>>>>

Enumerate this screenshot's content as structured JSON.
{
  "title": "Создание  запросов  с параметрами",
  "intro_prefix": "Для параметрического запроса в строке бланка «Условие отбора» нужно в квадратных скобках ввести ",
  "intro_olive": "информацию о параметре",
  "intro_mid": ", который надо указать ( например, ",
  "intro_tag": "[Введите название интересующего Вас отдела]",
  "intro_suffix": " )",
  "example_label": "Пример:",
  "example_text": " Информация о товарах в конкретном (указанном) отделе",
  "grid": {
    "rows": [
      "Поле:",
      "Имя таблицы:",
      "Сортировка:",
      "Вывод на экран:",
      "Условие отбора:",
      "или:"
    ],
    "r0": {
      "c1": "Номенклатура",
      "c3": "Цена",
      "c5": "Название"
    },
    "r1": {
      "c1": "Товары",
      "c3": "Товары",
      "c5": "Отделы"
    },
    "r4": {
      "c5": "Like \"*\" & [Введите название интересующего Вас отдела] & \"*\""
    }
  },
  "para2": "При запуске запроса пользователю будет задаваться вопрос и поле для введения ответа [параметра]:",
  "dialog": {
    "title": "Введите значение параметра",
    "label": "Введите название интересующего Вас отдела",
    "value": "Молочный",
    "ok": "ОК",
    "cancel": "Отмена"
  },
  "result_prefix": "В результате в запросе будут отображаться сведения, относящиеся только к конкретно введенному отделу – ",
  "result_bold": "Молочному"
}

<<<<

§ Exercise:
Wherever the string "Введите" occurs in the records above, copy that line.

§ Finished task:
  "intro_tag": "[Введите название интересующего Вас отдела]",
      "c5": "Like \"*\" & [Введите название интересующего Вас отдела] & \"*\""
    "title": "Введите значение параметра",
    "label": "Введите название интересующего Вас отдела",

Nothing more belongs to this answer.